Hawaii gardeners have the advantage of a year-round growing season that allows us to pick up plants any time of year and add them to our backyard collection. And local garden centers carry an abundance of ornamental shrubs, trees and herbs from which to choose.
The University of Hawaii Cooperative Extension Service wants to help home gardeners to be knowledgeable when choosing plant material. The UH Master Gardeners on Oahu have teamed up with the Hawaii Invasive Species Council to provide classes and demonstrations to the public. (See the Star-Advertiser’s Home & Garden calendar for class listings.)
What is an invasive species? Technically, according to HISC, an invasive species is an alien species — plant, animal, or microbe transported by humans to a location outside its native range — whose introduction has caused or is likely to cause economic or environmental harm or harm to human health.
Basically, foreign plant material that propagates at warp speed and those seeds or plant parts that can travel long distances to naturally forested areas are termed invasive. These plants often demonstrate rapid and aggressive growth, production of numerous seeds that are spread easily by wind, wing or water, and the ability to grow under many different soil and climatic conditions.
What is the impact of invasive species? It’s the plants whose “keiki” reach the natural forested areas that take the largest toll on our native species and ecosystems. They threaten native plant habitats, reducing the number of native plants and affecting plant biodiversity, as well as the insect biodiversity that depends on those plants.
Invasive species are so pervasive in Hawaii’s low-lying areas that the U.S. Forest Service says it’s not cost-effective or practical to eradicate them all. Instead, it’s launching new research into developing “hybrid ecosystems” that will incorporate some nonnative plants but allow native plants to thrive.
The service has received a $1.6 million grant from the Defense Department’s strategic environmental research program to study the possibility.
“Invasive species are so prevalent. You’re hand weeding, trying to eliminate them and aren’t able to keep up with them. It feels like you’re fighting a losing battle,” said Susan Cordell, research ecologist with the Forest Service. “Restoring these lowland tropical forests to a historic native state is not financially or physically feasible.”
Hawaii’s low-lying native trees and plants were wiped out by cattle, goats and other nonnative mammals that were set free to graze after the arrival of the first Europeans in the islands in the late 1700s. The animals trampled on ferns and undergrowth, drying the soil and tree roots. Later reforestation efforts resulted in the planting of fast-growing nonnative trees like eucalyptus instead of native trees.

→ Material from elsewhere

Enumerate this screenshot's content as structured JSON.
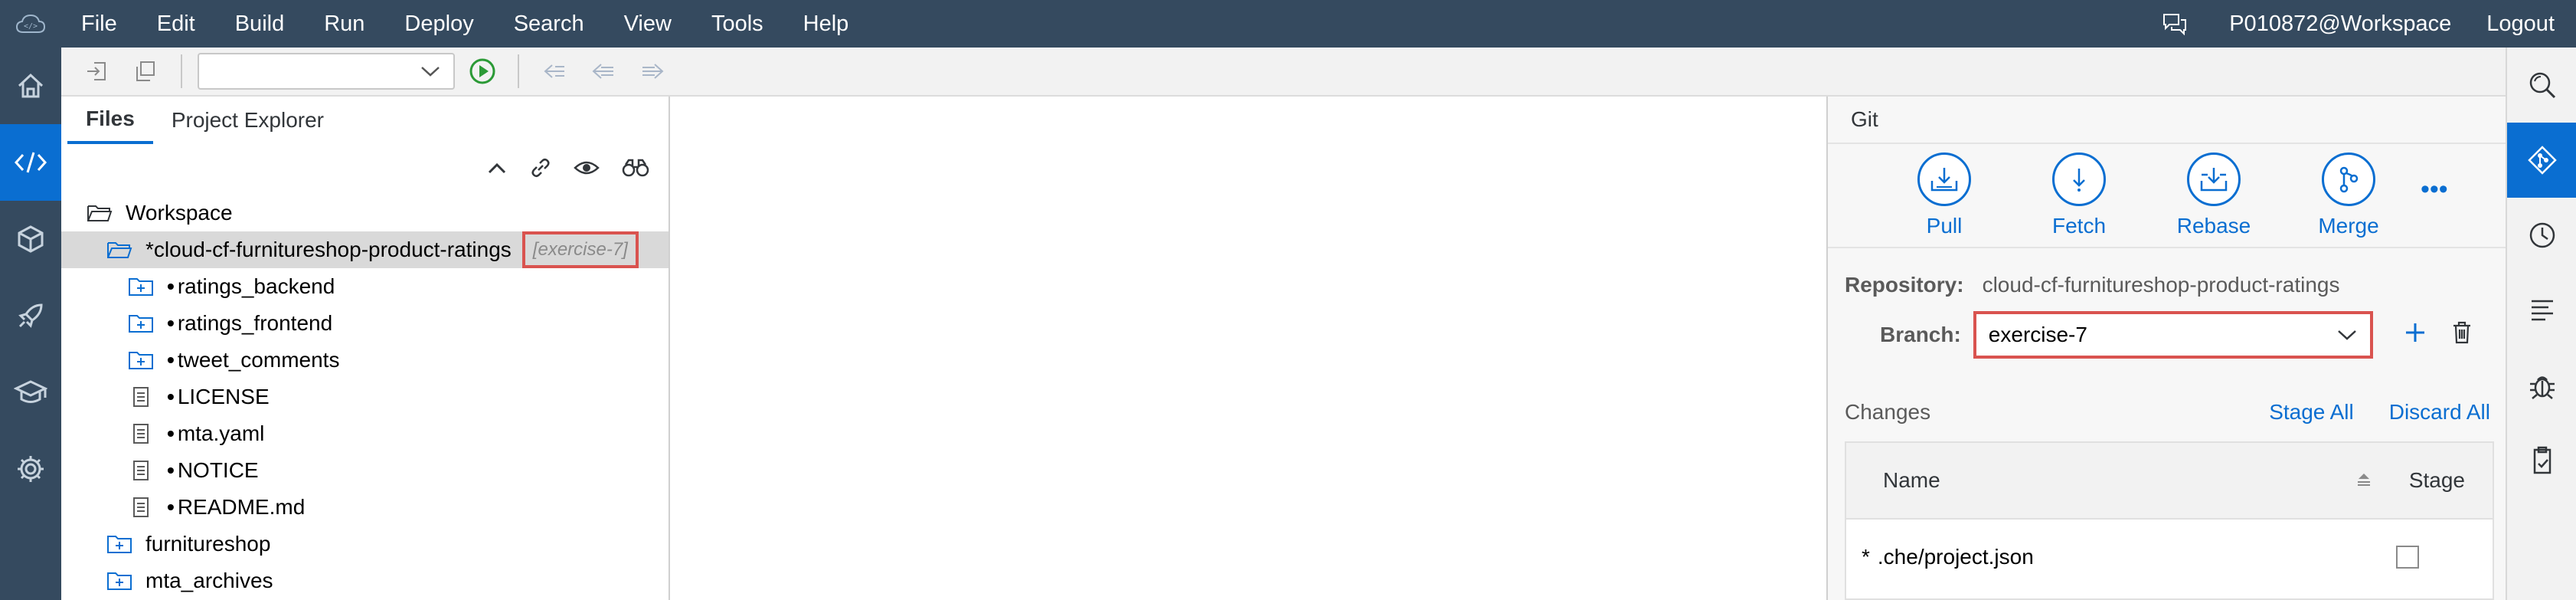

To see intact native ecosystems, you have to climb high into the mountains.
Cordell said the grant will allow researchers to find ways for native species to “coexist” with some nonnative species.
LIHU‘E — Celebrate Arbor Day in Hawai‘i and “go green” by purchasing and planting a native plant from the Arbor Day plant sale on Friday, November 5, from 8 a.m. to 2:30 p.m. at the Department of Land and Natural Resources’ Division of Forestry and Wildlife (DOFAW) Pua Loke nursery located at 4398-D Pua Loke St. in Lihu‘e.
Local floral enthusiasts and rare plant collectors look forward to the annual event, especially since DOFAW began offering federally listed threatened and endangered plants, native to Hawai‘i and used for the State’s conservation programs.
This year’s sale will feature a diverse array of Kaua‘i’s botanical gems, such as Ma‘o hau hele (Hibiscus brackenridgei), Aloalo (Hibiscus clayi), Hau kuahiwi (Hibiscadelphus distans), Uhiuhi (Caesalpinia kavaiensis), and Loulu (Pritchardia remota). All of these species are endemic to Hawai‘i, meaning they are found nowhere else in the world, and will bear a numbered tag for authenticity.